A few readers questioned our coverage of the arrest of Mayor Ted Franklin’s son on marijuana charges last week.
For those who missed the story, Jeremy Franklin was arrested Wednesday during a routine traffic stop in Monticello. State police say a police dog sniffed out three pounds of marijuana in his car.
The arrest was Franklin’s second this year. He was arrested in Logansport in April on charges of possession and dealing in marijuana. He is scheduled for a change of plea hearing in that case on Dec. 17.
News of young Franklin’s most recent arrest drew a lot of attention on our Facebook page. Some of those who posted comments objected to the fact that we made the mayor part of the story. The young man is 31 years old, they said. What does his father have to do with his arrest?
“I understand they feel the need to mention he is the mayor’s son,” one reader posted on Facebook, “but really folks, he is responsible for himself and his own bad decisions.”
Another noted, “I think he’s old enough to do what he wants. I’m sure his dad’s not too happy, but you can lead a horse to water but you can’t make him drink unless he wants to.”
One accused the newspaper of selective reporting.
“The Pharos-Tribune reports what they want and don’t report what they don’t want to,” she wrote.
Our goal always is to be fair and to be consistent. We don’t leave out stories about people we like or play up stories about people we don’t.
The reader went on to call out the managing editor personally.
“I often wonder if Kelly Hawes’ son ever got into trouble, when he gets older, if it would actually appear on the front page of the Pharos?” she asked. “Somehow I doubt it! But if it is the mayor’s son, you better believe it will be in there!”
My hope is that her theory will never be tested, but I can tell her what I’ve told my 17-year-old son. If he ever gets arrested, he can rest assured his name will be in the newspaper, and if he’s accused of a crime that would normally make the front page, that’s where his story will be.
Honestly, we try not to treat the children of newspaper employees any differently than we would treat anyone else’s children.
For myself, I try to steer clear of decisions about the handling of stories that involve me or my family. I leave those decisions to other members of our staff.
Frankly, though, we bend over backward in an effort to avoid any appearance of favoritism.
I’m reminded of a story about a small-town newspaper editor who found himself arrested on a charge of drunken driving.
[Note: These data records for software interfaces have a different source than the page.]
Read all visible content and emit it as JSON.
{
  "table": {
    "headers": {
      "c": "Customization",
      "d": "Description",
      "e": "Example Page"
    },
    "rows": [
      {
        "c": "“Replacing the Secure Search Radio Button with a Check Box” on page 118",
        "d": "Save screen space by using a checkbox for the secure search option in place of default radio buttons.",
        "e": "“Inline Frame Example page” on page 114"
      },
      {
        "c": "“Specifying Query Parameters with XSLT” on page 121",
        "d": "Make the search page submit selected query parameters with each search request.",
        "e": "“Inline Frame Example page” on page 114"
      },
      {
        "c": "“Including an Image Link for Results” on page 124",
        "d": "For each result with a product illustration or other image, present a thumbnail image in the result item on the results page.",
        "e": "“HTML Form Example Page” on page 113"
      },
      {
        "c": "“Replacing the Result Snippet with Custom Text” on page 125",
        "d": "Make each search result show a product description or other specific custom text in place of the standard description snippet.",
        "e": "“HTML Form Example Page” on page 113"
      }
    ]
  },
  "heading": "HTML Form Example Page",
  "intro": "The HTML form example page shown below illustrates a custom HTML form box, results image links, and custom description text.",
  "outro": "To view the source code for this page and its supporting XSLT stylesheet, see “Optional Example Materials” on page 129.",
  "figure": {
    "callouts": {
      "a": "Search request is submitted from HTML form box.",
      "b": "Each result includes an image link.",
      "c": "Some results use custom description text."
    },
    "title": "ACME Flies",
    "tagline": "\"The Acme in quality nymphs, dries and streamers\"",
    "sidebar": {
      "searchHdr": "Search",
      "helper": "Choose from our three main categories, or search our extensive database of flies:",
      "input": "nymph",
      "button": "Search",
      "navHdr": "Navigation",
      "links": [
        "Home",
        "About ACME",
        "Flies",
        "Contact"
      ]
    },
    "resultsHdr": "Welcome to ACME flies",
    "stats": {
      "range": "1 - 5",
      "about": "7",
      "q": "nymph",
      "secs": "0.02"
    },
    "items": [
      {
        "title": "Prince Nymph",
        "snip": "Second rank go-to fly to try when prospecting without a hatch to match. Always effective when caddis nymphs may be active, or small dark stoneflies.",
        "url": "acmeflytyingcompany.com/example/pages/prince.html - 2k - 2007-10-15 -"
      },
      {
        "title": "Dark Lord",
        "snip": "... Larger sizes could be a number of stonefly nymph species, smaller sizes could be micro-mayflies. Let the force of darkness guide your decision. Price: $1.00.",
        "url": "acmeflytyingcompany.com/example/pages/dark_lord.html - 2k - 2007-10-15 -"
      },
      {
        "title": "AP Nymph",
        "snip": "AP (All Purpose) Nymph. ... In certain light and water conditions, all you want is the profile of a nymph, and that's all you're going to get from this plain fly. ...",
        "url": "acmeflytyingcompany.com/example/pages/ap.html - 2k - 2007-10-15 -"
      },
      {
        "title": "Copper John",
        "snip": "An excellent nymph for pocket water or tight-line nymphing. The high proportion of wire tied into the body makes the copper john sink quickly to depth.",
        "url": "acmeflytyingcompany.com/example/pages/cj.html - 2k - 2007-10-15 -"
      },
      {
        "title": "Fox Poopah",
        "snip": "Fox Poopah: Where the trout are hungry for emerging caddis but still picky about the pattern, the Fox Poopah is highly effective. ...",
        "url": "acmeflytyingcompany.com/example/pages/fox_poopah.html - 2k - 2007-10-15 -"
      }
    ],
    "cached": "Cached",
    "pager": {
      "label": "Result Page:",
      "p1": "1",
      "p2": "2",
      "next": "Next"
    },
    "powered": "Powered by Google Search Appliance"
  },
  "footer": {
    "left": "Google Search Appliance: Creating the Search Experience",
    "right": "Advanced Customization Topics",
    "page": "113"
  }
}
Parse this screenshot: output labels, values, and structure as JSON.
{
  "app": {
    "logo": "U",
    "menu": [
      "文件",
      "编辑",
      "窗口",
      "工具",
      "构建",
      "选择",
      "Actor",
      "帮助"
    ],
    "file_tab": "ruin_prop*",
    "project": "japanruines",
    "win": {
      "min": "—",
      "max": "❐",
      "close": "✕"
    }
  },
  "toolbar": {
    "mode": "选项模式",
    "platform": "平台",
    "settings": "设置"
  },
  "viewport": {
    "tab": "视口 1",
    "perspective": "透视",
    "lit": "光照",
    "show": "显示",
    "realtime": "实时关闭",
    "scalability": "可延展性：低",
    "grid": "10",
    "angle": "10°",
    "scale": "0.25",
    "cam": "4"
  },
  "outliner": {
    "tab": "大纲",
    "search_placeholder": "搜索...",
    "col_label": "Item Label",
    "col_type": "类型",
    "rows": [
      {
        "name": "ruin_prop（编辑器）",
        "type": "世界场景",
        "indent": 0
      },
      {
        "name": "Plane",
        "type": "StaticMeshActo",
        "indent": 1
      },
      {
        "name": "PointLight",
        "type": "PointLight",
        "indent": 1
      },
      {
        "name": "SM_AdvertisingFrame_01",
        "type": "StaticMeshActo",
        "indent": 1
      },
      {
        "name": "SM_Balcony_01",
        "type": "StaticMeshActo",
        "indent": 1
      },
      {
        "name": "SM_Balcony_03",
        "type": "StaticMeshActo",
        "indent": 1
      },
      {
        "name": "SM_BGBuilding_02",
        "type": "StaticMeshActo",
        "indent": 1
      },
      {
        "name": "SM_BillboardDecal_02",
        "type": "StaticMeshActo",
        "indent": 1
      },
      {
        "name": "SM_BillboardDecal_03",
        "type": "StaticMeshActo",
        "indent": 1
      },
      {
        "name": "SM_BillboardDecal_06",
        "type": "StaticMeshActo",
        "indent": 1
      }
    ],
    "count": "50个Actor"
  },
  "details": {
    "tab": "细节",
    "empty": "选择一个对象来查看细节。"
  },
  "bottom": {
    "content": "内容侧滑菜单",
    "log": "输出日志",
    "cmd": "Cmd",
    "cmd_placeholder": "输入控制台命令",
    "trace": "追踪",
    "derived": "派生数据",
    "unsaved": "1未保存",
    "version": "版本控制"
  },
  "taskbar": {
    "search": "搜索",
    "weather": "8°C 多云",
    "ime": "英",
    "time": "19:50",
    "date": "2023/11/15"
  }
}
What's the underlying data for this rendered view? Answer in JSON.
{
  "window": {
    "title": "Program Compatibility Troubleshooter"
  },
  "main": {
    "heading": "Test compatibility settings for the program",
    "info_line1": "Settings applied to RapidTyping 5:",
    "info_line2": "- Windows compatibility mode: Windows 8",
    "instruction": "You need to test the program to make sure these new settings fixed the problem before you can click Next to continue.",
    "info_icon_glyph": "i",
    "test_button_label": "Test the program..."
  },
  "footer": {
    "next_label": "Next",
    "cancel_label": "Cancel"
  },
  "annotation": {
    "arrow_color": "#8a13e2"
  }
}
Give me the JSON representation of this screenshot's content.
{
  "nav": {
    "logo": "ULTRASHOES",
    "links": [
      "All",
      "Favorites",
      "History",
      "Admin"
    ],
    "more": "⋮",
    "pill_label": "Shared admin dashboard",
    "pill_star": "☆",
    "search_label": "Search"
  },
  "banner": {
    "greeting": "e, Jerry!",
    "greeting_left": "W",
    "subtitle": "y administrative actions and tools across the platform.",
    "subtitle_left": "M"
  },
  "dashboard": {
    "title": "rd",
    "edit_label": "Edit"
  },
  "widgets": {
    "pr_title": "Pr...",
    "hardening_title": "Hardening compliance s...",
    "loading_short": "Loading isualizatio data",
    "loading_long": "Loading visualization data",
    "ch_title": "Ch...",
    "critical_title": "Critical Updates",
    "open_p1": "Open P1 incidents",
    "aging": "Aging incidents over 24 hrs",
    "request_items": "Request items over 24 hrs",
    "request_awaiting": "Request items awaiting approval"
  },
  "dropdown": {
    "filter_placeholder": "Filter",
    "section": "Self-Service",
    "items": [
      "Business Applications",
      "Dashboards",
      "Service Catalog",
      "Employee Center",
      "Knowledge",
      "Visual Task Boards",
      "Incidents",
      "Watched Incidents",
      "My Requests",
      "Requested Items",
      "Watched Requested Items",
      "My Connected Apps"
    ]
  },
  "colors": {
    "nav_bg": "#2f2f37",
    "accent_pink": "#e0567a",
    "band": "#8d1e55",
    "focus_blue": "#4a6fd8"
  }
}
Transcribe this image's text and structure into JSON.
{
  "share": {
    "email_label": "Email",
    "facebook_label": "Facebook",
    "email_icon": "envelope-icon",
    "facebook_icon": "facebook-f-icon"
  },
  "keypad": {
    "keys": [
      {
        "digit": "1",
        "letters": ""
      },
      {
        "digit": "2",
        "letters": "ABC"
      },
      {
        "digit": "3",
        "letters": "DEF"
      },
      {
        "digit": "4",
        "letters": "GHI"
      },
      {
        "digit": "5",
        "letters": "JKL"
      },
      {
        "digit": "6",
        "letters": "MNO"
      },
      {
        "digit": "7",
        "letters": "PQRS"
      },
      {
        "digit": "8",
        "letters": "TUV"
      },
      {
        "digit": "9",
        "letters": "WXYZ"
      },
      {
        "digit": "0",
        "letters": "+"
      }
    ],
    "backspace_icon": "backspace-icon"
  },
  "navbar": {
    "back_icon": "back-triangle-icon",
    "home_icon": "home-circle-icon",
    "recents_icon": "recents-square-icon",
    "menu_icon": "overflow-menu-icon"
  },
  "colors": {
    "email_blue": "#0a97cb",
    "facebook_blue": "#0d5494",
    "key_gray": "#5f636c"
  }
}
He had made a habit of putting such arrests on the front page, and he wanted to be sure he gave himself no better treatment.
His first phone call from the jail was to his newspaper’s photographer, and he ran the photo of his disheveled countenance on the front page of the next edition.
Readers expect their local newspaper to give them the news without fear or favor, and that is what we try to deliver.
If the child of an elected official gets arrested, members of the public want to be assured that the individual gets no favored treatment.
Our goal is to fulfill our obligation of keeping readers informed.
We will make no assumptions about guilt or innocence. We will simply report the proceedings and let justice take its course.
Kelly Hawes is managing editor of the Pharos-Tribune. He can be reached at 574-732-5155 or email@example.com.